_Data records_
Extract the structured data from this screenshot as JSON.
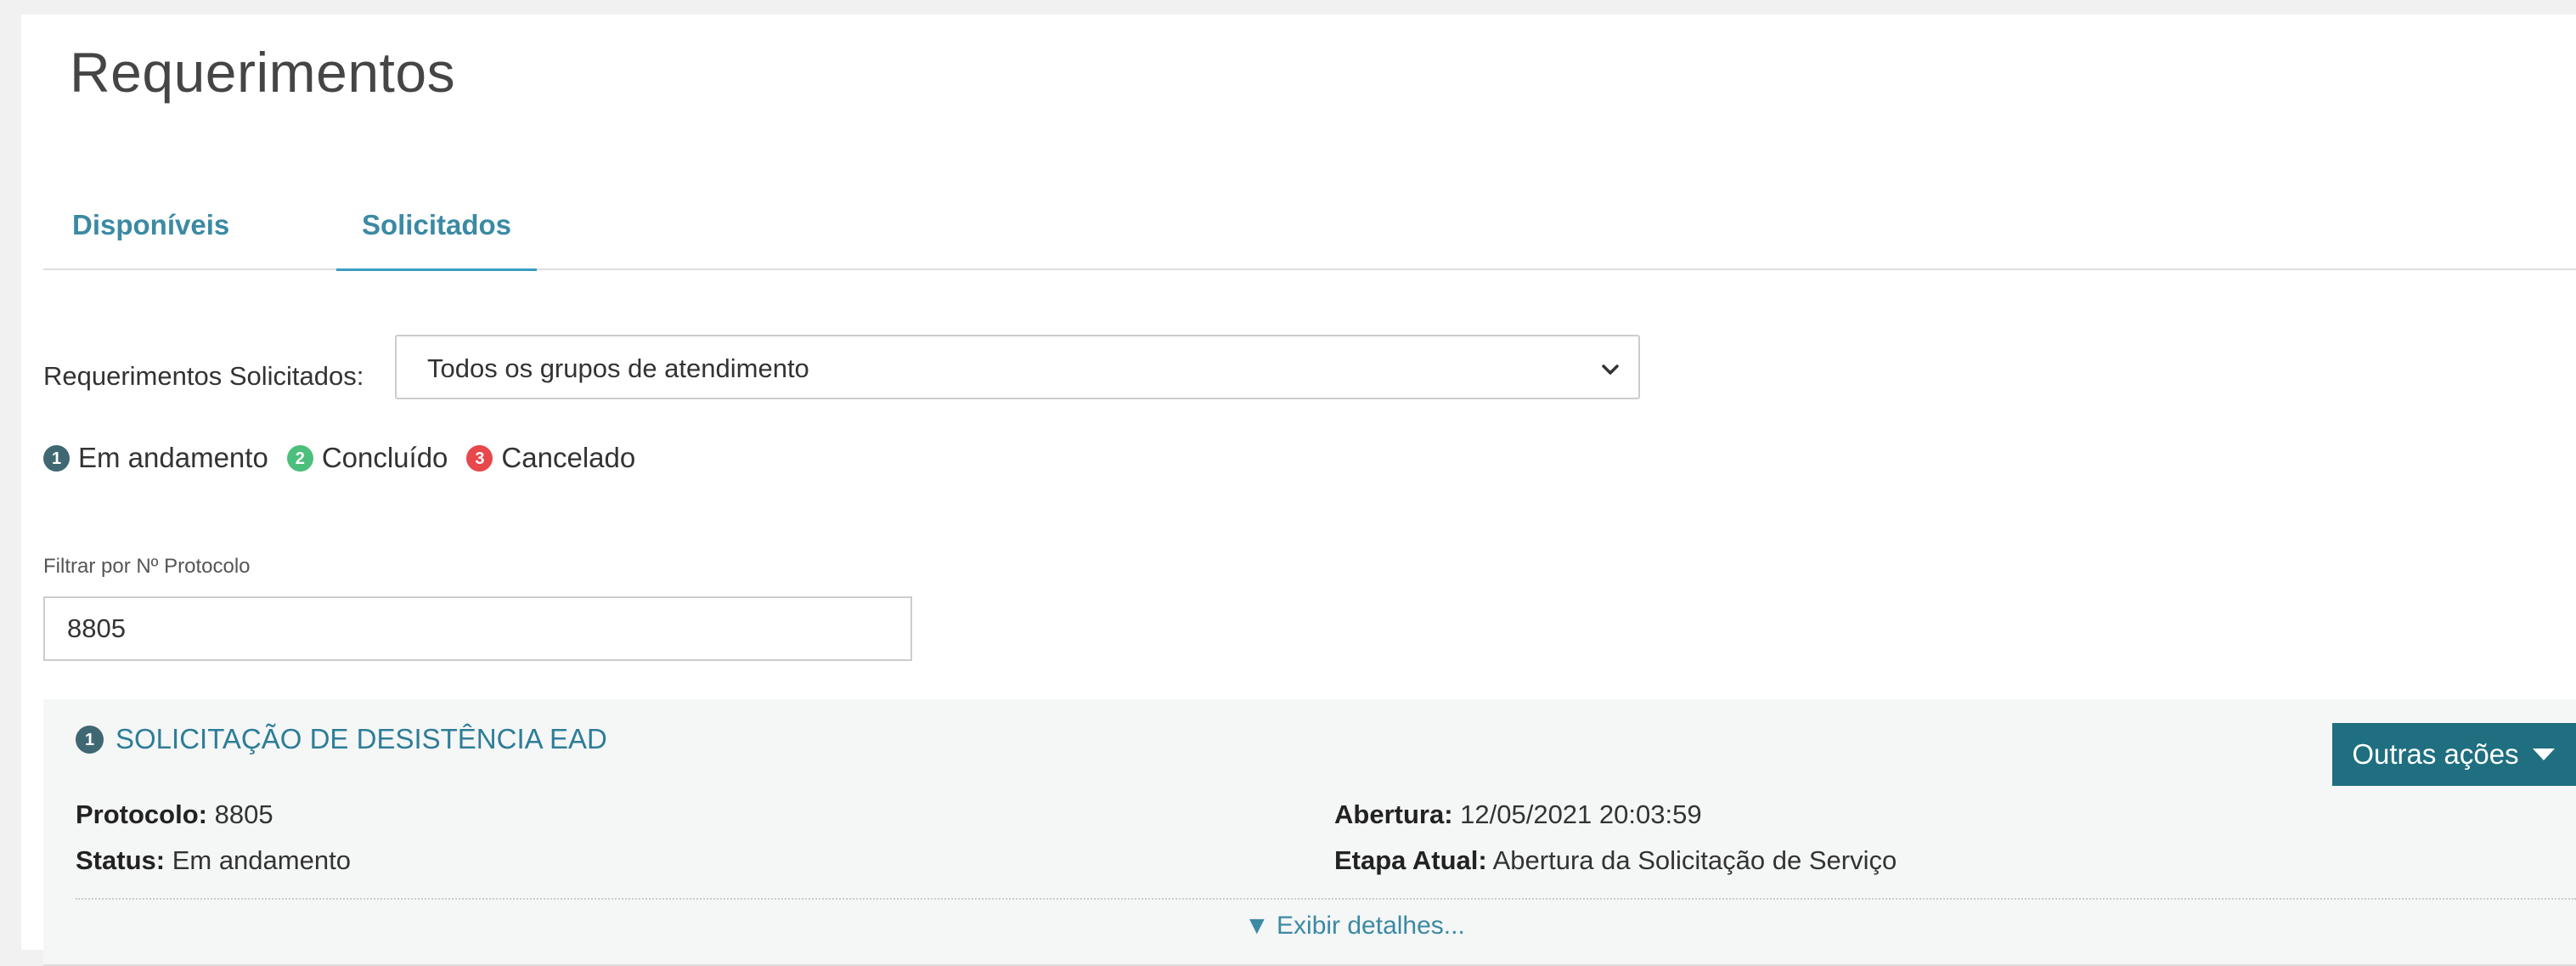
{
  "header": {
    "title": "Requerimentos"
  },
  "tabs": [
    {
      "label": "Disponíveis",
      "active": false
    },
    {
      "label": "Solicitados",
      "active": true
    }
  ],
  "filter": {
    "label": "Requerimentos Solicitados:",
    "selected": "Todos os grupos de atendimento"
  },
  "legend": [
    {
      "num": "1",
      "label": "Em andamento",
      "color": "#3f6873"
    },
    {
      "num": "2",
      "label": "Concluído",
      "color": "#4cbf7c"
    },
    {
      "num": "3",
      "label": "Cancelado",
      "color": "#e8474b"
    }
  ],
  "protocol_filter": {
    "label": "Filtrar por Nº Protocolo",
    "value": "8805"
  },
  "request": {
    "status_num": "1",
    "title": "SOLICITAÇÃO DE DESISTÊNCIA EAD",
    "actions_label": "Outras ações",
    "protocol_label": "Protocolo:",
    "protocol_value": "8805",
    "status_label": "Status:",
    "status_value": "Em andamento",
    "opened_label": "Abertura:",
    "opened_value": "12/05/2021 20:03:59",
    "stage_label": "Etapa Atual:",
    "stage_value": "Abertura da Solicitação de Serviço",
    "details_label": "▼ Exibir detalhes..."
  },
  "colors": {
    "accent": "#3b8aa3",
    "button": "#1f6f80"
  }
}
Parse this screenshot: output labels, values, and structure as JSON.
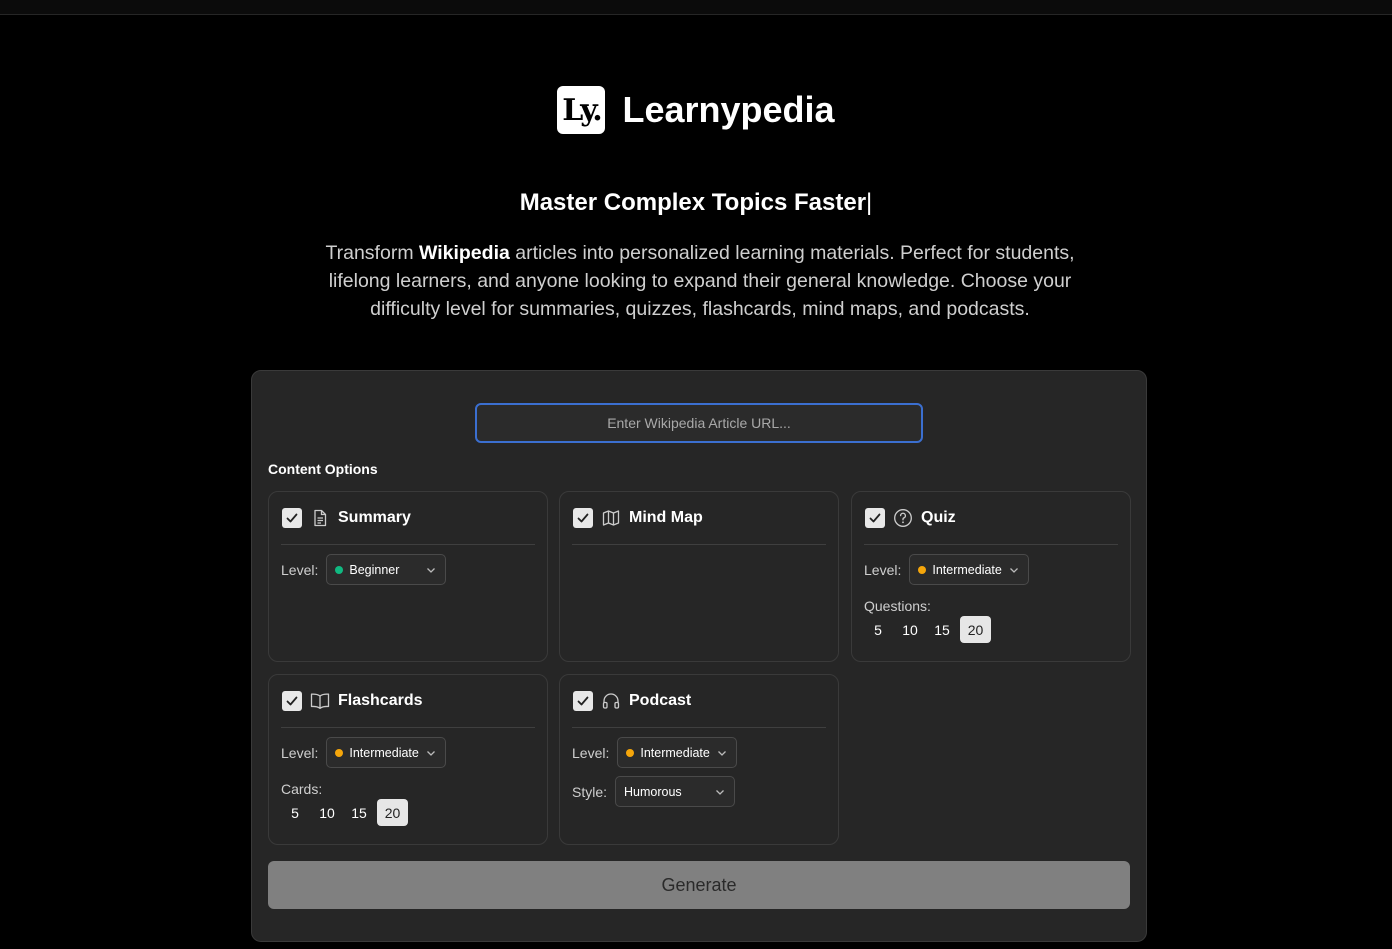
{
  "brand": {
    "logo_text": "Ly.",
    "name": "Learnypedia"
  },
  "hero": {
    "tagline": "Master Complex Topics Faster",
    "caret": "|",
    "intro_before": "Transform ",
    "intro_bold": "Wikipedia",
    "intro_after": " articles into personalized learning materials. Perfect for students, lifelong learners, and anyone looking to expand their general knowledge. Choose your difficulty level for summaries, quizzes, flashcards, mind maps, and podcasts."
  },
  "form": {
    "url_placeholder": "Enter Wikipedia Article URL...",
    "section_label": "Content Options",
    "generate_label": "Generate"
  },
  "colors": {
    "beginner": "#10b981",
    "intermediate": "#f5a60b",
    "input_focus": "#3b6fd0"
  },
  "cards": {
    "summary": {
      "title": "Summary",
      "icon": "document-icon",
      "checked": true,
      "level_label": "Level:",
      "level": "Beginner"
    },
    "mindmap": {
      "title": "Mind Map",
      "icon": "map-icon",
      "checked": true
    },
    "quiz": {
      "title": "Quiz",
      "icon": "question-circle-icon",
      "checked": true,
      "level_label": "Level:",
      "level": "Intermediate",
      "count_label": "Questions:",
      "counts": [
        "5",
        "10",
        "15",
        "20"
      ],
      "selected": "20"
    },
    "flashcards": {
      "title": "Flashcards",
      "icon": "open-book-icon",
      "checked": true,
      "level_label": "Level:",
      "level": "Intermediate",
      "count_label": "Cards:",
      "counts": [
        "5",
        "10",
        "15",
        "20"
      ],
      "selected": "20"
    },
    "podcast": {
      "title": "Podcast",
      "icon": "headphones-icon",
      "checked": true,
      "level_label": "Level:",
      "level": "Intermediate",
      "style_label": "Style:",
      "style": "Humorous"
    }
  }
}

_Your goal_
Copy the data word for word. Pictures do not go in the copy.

_Response below_
Extract the structured data from this screenshot as JSON.
{
  "header": {
    "title": "Requerimentos"
  },
  "tabs": [
    {
      "label": "Disponíveis",
      "active": false
    },
    {
      "label": "Solicitados",
      "active": true
    }
  ],
  "filter": {
    "label": "Requerimentos Solicitados:",
    "selected": "Todos os grupos de atendimento"
  },
  "legend": [
    {
      "num": "1",
      "label": "Em andamento",
      "color": "#3f6873"
    },
    {
      "num": "2",
      "label": "Concluído",
      "color": "#4cbf7c"
    },
    {
      "num": "3",
      "label": "Cancelado",
      "color": "#e8474b"
    }
  ],
  "protocol_filter": {
    "label": "Filtrar por Nº Protocolo",
    "value": "8805"
  },
  "request": {
    "status_num": "1",
    "title": "SOLICITAÇÃO DE DESISTÊNCIA EAD",
    "actions_label": "Outras ações",
    "protocol_label": "Protocolo:",
    "protocol_value": "8805",
    "status_label": "Status:",
    "status_value": "Em andamento",
    "opened_label": "Abertura:",
    "opened_value": "12/05/2021 20:03:59",
    "stage_label": "Etapa Atual:",
    "stage_value": "Abertura da Solicitação de Serviço",
    "details_label": "▼ Exibir detalhes..."
  },
  "colors": {
    "accent": "#3b8aa3",
    "button": "#1f6f80"
  }
}
Parse this screenshot: output labels, values, and structure as JSON.
{
  "brand": {
    "logo_text": "Ly.",
    "name": "Learnypedia"
  },
  "hero": {
    "tagline": "Master Complex Topics Faster",
    "caret": "|",
    "intro_before": "Transform ",
    "intro_bold": "Wikipedia",
    "intro_after": " articles into personalized learning materials. Perfect for students, lifelong learners, and anyone looking to expand their general knowledge. Choose your difficulty level for summaries, quizzes, flashcards, mind maps, and podcasts."
  },
  "form": {
    "url_placeholder": "Enter Wikipedia Article URL...",
    "section_label": "Content Options",
    "generate_label": "Generate"
  },
  "colors": {
    "beginner": "#10b981",
    "intermediate": "#f5a60b",
    "input_focus": "#3b6fd0"
  },
  "cards": {
    "summary": {
      "title": "Summary",
      "icon": "document-icon",
      "checked": true,
      "level_label": "Level:",
      "level": "Beginner"
    },
    "mindmap": {
      "title": "Mind Map",
      "icon": "map-icon",
      "checked": true
    },
    "quiz": {
      "title": "Quiz",
      "icon": "question-circle-icon",
      "checked": true,
      "level_label": "Level:",
      "level": "Intermediate",
      "count_label": "Questions:",
      "counts": [
        "5",
        "10",
        "15",
        "20"
      ],
      "selected": "20"
    },
    "flashcards": {
      "title": "Flashcards",
      "icon": "open-book-icon",
      "checked": true,
      "level_label": "Level:",
      "level": "Intermediate",
      "count_label": "Cards:",
      "counts": [
        "5",
        "10",
        "15",
        "20"
      ],
      "selected": "20"
    },
    "podcast": {
      "title": "Podcast",
      "icon": "headphones-icon",
      "checked": true,
      "level_label": "Level:",
      "level": "Intermediate",
      "style_label": "Style:",
      "style": "Humorous"
    }
  }
}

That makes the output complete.